Israel could view these and any future such actions as violations of the Oslo Accords. 
Moreover, Abbas’s ostensibly serious ammunition – his threat to go to the International Criminal Court (ICC) and have Israeli leaders and military officers tried for war crimes in the event that his Security Council ploy fails – appears almost certain to backfire.
EVEN IF the ICC prosecutor, as she has promised, accepts a Palestinian request for standing in the Court – whether on the strength of political pressure or guided by her interpretation of the 2012 General Assembly resolution upgrading the Palestinians’ status to that of “non- member state observer” – that, in and of itself, cannot guarantee that Abbas and his associates will be able to advance any serious criminal claims against Israeli political or military leaders.
This is because of the Court’s complex evidentiary rules, specifically the rule of “complementarity,” which prevents the Court’s exercising its jurisdiction if the case in question is already subject to investigation and potential juridical process by the nation state of the accused. Furthermore, Abbas is evidently misjudging the weight of Israeli material, visual and other evidence, justifying the recent military actions in the Gaza Strip.
Thus it is highly unlikely that any such attempt to bring Israeli leaders to trial would succeed.
Even more noteworthy is the likelihood that the Palestinian leadership, in giving the Court jurisdiction over the territories, including the Gaza Strip, would be placing itself – as well as senior Hamas commanders and tacticians – at the mercy of anyone who chooses to initiate claims against them for serious war crimes and terrorism.
These crimes, of which they openly boast, include willful and large-scale targeting of Israeli civilians, towns and villages, and the willful and systematic use of their own civilians and civilian structures, including homes, schools, hospitals, mosques, clinics and UN properties, as civilian and human shields – all serious war crimes.
Given this state of affairs, one may ask why Abbas is again making this type of threat and whether he is really serious. The logical conclusion appears to be that this is nothing more than an attempt to maintain some semblance of domestic credibility by exploiting the only sphere in which he still has some clout, the international community – without really going all the way.
There is also another non-Palestinian consideration militating against Abbas’s ICC gambit. The International Criminal Court has hardly got off the ground as a viable international juridical body. The last thing it needs is to be labeled one more UN-style “Israel-bashing” institution, manipulated by the Palestinians.
The US, Russia, China, Iran, Syria, Egypt, Saudi Arabia, Vietnam, Israel and other international players are still not parties to the Court’s 1998 Rome Statute, and the ICC knows full well that permitting itself to be manipulated into “hounding” Israeli leaders and military officers could permanently prejudice its credibility, integrity and juridical independence.
Irony and cynicism aside, while Abbas is certainly no “paragon of Zionist virtue,” and despite his evident loss of support among the Palestinian public, he is probably the closest Israel can get to a moderate and viable Palestinian negotiating partner.
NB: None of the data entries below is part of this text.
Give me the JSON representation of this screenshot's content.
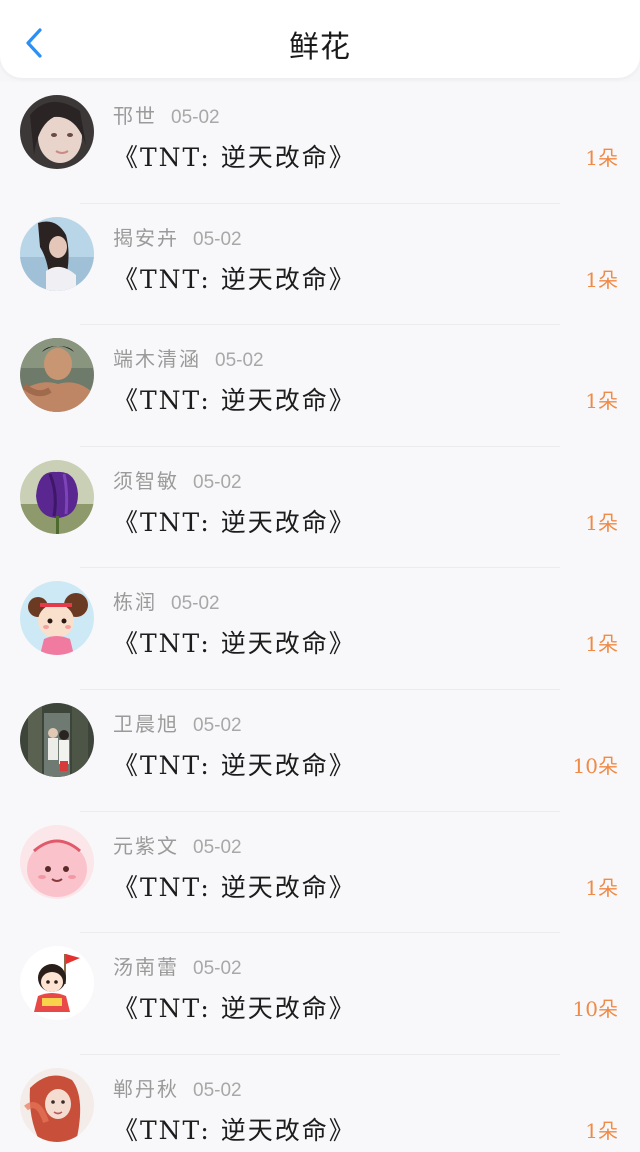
{
  "header": {
    "title": "鲜花",
    "back_icon": "chevron-left-icon",
    "accent": "#2b8ff5"
  },
  "colors": {
    "count": "#f08a46",
    "meta": "#9a9a9a"
  },
  "items": [
    {
      "name": "邗世",
      "date": "05-02",
      "book": "《TNT: 逆天改命》",
      "count": "1朵",
      "avatar": "avatar-girl-1"
    },
    {
      "name": "揭安卉",
      "date": "05-02",
      "book": "《TNT: 逆天改命》",
      "count": "1朵",
      "avatar": "avatar-girl-hair"
    },
    {
      "name": "端木清涵",
      "date": "05-02",
      "book": "《TNT: 逆天改命》",
      "count": "1朵",
      "avatar": "avatar-man"
    },
    {
      "name": "须智敏",
      "date": "05-02",
      "book": "《TNT: 逆天改命》",
      "count": "1朵",
      "avatar": "avatar-purple-flower"
    },
    {
      "name": "栋润",
      "date": "05-02",
      "book": "《TNT: 逆天改命》",
      "count": "1朵",
      "avatar": "avatar-cartoon-girl"
    },
    {
      "name": "卫晨旭",
      "date": "05-02",
      "book": "《TNT: 逆天改命》",
      "count": "10朵",
      "avatar": "avatar-couple"
    },
    {
      "name": "元紫文",
      "date": "05-02",
      "book": "《TNT: 逆天改命》",
      "count": "1朵",
      "avatar": "avatar-pink-character"
    },
    {
      "name": "汤南蕾",
      "date": "05-02",
      "book": "《TNT: 逆天改命》",
      "count": "10朵",
      "avatar": "avatar-cartoon-flag"
    },
    {
      "name": "郸丹秋",
      "date": "05-02",
      "book": "《TNT: 逆天改命》",
      "count": "1朵",
      "avatar": "avatar-girl-red"
    }
  ]
}
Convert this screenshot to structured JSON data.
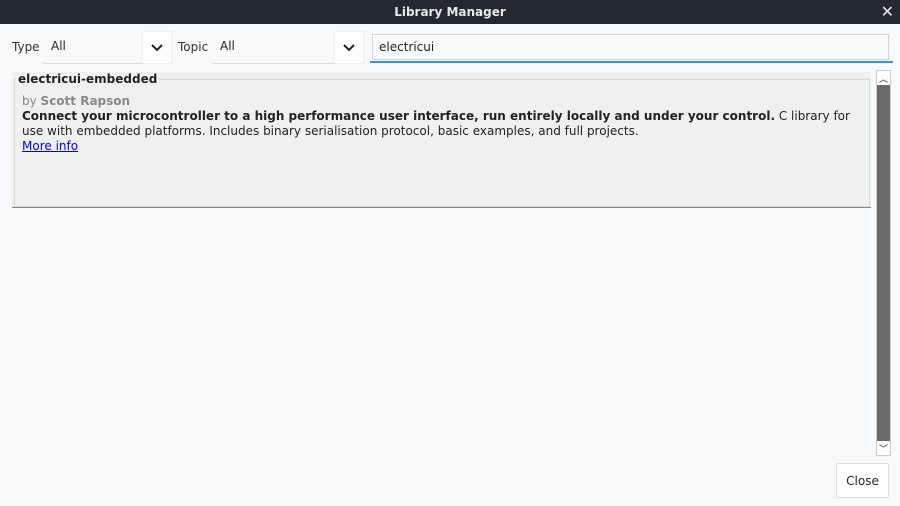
{
  "window": {
    "title": "Library Manager",
    "close_icon": "close-icon"
  },
  "filters": {
    "type_label": "Type",
    "type_value": "All",
    "topic_label": "Topic",
    "topic_value": "All"
  },
  "search": {
    "value": "electricui",
    "placeholder": ""
  },
  "colors": {
    "accent": "#3d8ee8",
    "titlebar": "#232a2f",
    "card": "#eef1f0"
  },
  "libraries": [
    {
      "name": "electricui-embedded",
      "by_prefix": "by",
      "author": "Scott Rapson",
      "sentence": "Connect your microcontroller to a high performance user interface, run entirely locally and under your control.",
      "paragraph": " C library for use with embedded platforms. Includes binary serialisation protocol, basic examples, and full projects.",
      "more_info": "More info"
    }
  ],
  "footer": {
    "close_label": "Close"
  }
}
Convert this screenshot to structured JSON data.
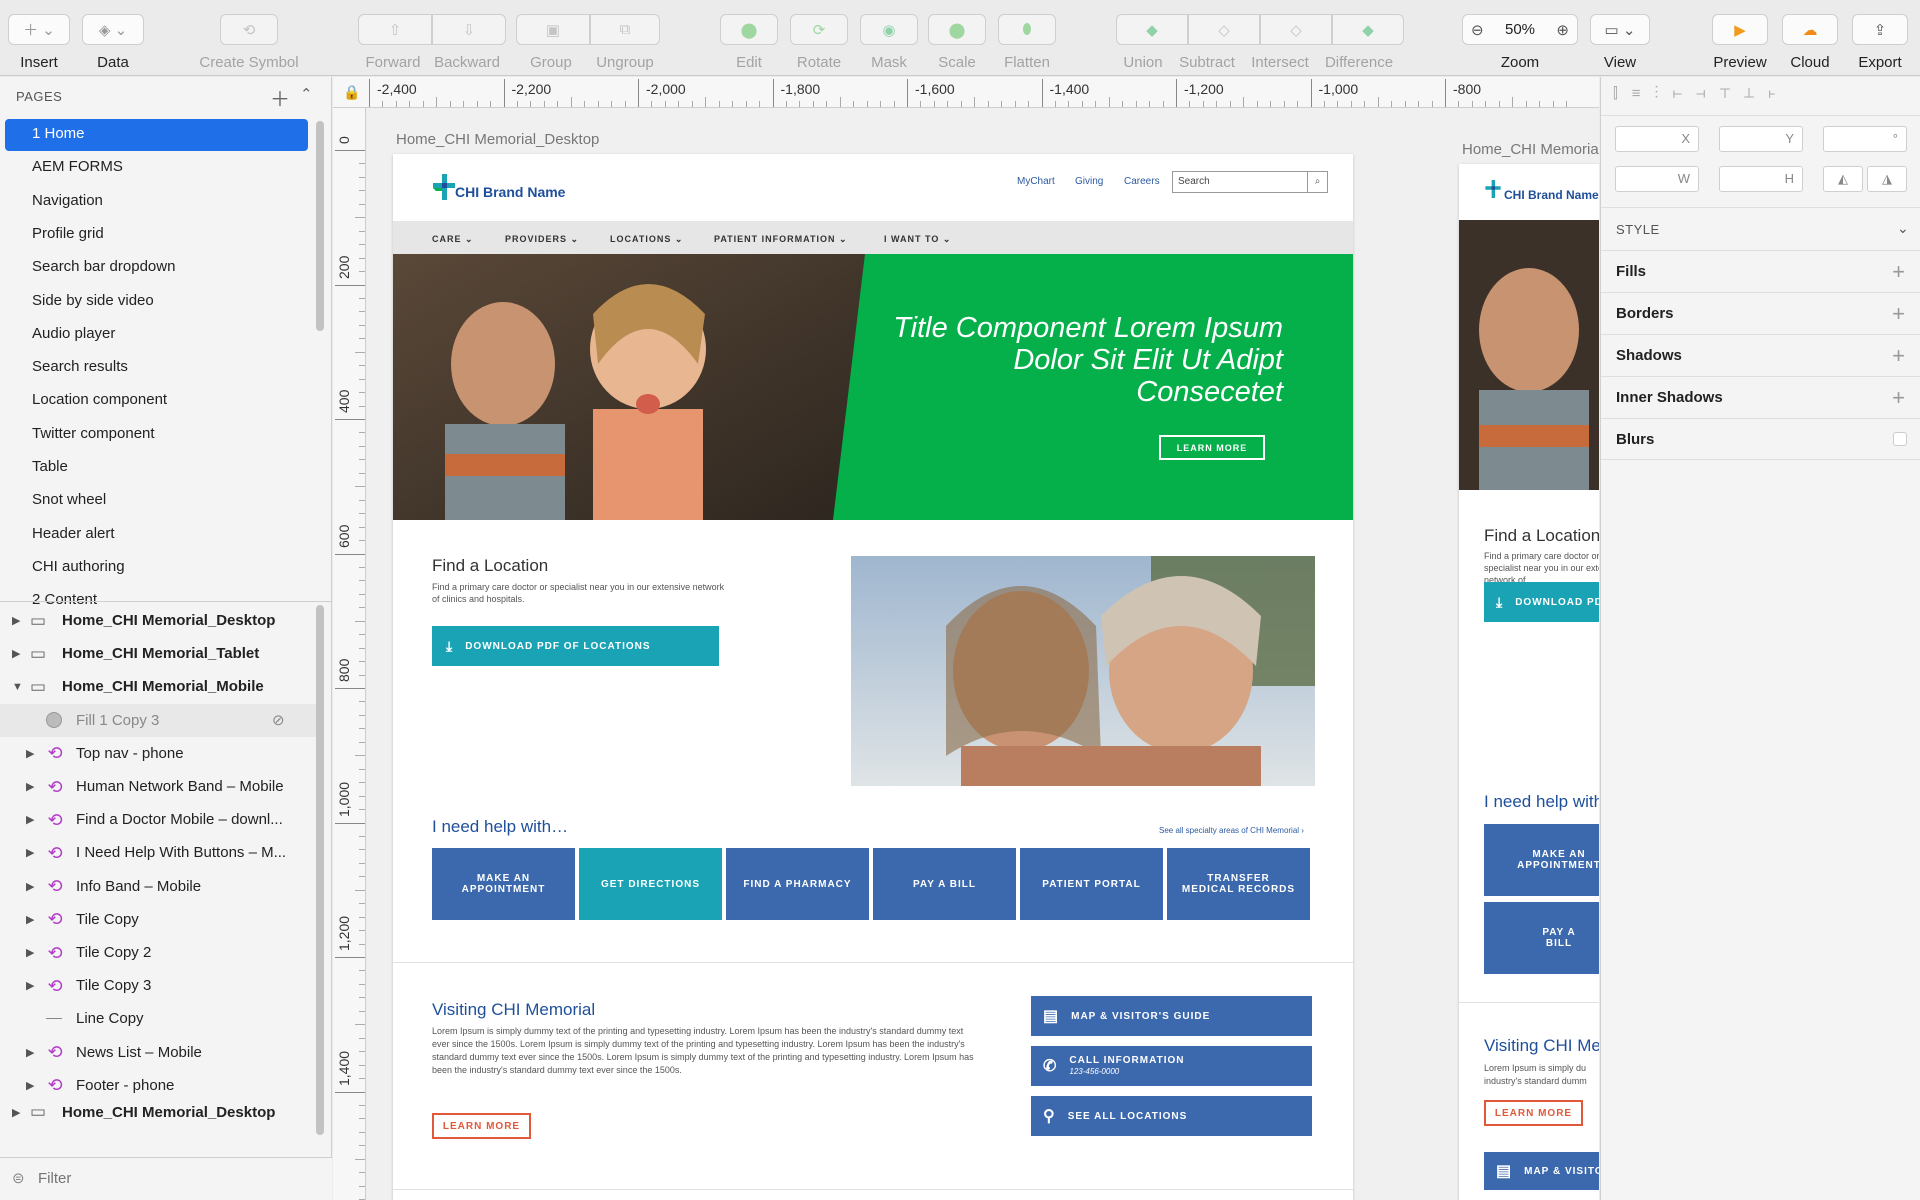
{
  "toolbar": {
    "items": [
      "Insert",
      "Data",
      "Create Symbol",
      "Forward",
      "Backward",
      "Group",
      "Ungroup",
      "Edit",
      "Rotate",
      "Mask",
      "Scale",
      "Flatten",
      "Union",
      "Subtract",
      "Intersect",
      "Difference",
      "Zoom",
      "View",
      "Preview",
      "Cloud",
      "Export"
    ],
    "zoom_value": "50%"
  },
  "pages": {
    "header": "PAGES",
    "items": [
      "1 Home",
      "AEM FORMS",
      "Navigation",
      "Profile grid",
      "Search bar dropdown",
      "Side by side video",
      "Audio player",
      "Search results",
      "Location component",
      "Twitter component",
      "Table",
      "Snot wheel",
      "Header alert",
      "CHI authoring",
      "2 Content"
    ]
  },
  "layers": {
    "artboards": [
      "Home_CHI Memorial_Desktop",
      "Home_CHI Memorial_Tablet",
      "Home_CHI Memorial_Mobile"
    ],
    "children": [
      "Fill 1 Copy 3",
      "Top nav - phone",
      "Human Network Band – Mobile",
      "Find a Doctor Mobile – downl...",
      "I Need Help With Buttons – M...",
      "Info Band – Mobile",
      "Tile  Copy",
      "Tile  Copy 2",
      "Tile  Copy 3",
      "Line Copy",
      "News List – Mobile",
      "Footer - phone"
    ],
    "last_artboard": "Home_CHI Memorial_Desktop",
    "filter_placeholder": "Filter"
  },
  "ruler": {
    "h": [
      "-2,400",
      "-2,200",
      "-2,000",
      "-1,800",
      "-1,600",
      "-1,400",
      "-1,200",
      "-1,000",
      "-800"
    ],
    "v": [
      "0",
      "200",
      "400",
      "600",
      "800",
      "1,000",
      "1,200",
      "1,400"
    ]
  },
  "inspector": {
    "fields": [
      "X",
      "Y",
      "°",
      "W",
      "H"
    ],
    "style_label": "STYLE",
    "sections": [
      "Fills",
      "Borders",
      "Shadows",
      "Inner Shadows",
      "Blurs"
    ]
  },
  "desktop": {
    "artboard_label": "Home_CHI Memorial_Desktop",
    "brand": "CHI Brand Name",
    "util_links": [
      "MyChart",
      "Giving",
      "Careers"
    ],
    "search_placeholder": "Search",
    "nav": [
      "CARE",
      "PROVIDERS",
      "LOCATIONS",
      "PATIENT INFORMATION",
      "I WANT TO"
    ],
    "hero_title": "Title Component Lorem Ipsum Dolor Sit Elit Ut Adipt Consecetet",
    "hero_button": "LEARN MORE",
    "find_title": "Find a Location",
    "find_text": "Find a primary care doctor or specialist near you in our extensive network of clinics and hospitals.",
    "download_button": "DOWNLOAD PDF OF LOCATIONS",
    "help_title": "I need help with…",
    "help_link": "See all specialty areas of CHI Memorial",
    "help_buttons": [
      "MAKE AN APPOINTMENT",
      "GET DIRECTIONS",
      "FIND A PHARMACY",
      "PAY A BILL",
      "PATIENT PORTAL",
      "TRANSFER MEDICAL RECORDS"
    ],
    "visit_title": "Visiting CHI Memorial",
    "visit_text": "Lorem Ipsum is simply dummy text of the printing and typesetting industry. Lorem Ipsum has been the industry's standard dummy text ever since the 1500s. Lorem Ipsum is simply dummy text of the printing and typesetting industry. Lorem Ipsum has been the industry's standard dummy text ever since the 1500s. Lorem Ipsum is simply dummy text of the printing and typesetting industry. Lorem Ipsum has been the industry's standard dummy text ever since the 1500s.",
    "visit_button": "LEARN MORE",
    "side_buttons": [
      "MAP & VISITOR'S GUIDE",
      "CALL INFORMATION",
      "SEE ALL LOCATIONS"
    ],
    "call_number": "123-456-0000"
  },
  "tablet": {
    "artboard_label": "Home_CHI Memorial",
    "brand": "CHI Brand Name",
    "find_title": "Find a Location",
    "find_text": "Find a primary care doctor or specialist near you in our extensive network of",
    "download_button": "DOWNLOAD PDF",
    "help_title": "I need help with",
    "help_buttons": [
      "MAKE AN APPOINTMENT",
      "PAY A BILL"
    ],
    "visit_title": "Visiting CHI Me",
    "visit_text": "Lorem Ipsum is simply du industry's standard dumm",
    "visit_button": "LEARN MORE",
    "map_button": "MAP & VISITO"
  },
  "colors": {
    "accent": "#1a73e8",
    "green": "#05b04b",
    "blue": "#3c69ad",
    "teal": "#1aa3b4",
    "orange": "#e0593b",
    "brand": "#1f4f9b"
  }
}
So, assuming that he entertains a genuine desire to seriously deal with Israel’s leaders and make peace with them, he should be advised by his friends in international high places that he can’t do this while simultaneously chasing them with writs to appear before the International Criminal Court. He can’t have his peacemaking cake and eat it!  Alan Baker, a former Foreign Ministry legal advisor and ambassador to Canada, is director of the Institute for Contemporary Affairs at the Jerusalem Center for Public Affairs and director of the International Action Division of the Legal Forum for Israel.